■ **Records shown**:
--- START ---

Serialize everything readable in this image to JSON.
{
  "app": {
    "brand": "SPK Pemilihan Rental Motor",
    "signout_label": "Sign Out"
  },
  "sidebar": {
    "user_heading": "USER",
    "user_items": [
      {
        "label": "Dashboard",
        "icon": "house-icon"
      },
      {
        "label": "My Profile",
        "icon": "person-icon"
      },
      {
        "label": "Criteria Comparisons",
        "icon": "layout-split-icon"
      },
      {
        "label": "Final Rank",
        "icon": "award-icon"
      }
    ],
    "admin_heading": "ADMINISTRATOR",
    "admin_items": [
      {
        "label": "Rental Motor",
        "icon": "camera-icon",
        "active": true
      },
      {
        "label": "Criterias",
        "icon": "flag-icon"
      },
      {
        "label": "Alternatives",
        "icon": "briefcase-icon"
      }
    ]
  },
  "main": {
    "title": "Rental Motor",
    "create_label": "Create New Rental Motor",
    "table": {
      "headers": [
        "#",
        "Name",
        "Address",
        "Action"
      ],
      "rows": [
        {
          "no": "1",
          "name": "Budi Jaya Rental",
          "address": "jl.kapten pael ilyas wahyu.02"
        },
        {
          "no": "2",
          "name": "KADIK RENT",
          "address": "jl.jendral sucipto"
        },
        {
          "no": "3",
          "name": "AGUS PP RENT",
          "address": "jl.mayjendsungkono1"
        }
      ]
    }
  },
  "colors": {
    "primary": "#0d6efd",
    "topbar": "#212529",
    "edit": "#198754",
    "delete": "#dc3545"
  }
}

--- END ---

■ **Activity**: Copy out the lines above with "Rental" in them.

■ **Worked solution**:
    "brand": "SPK Pemilihan Rental Motor",
        "label": "Rental Motor",
    "title": "Rental Motor",
    "create_label": "Create New Rental Motor",
          "name": "Budi Jaya Rental",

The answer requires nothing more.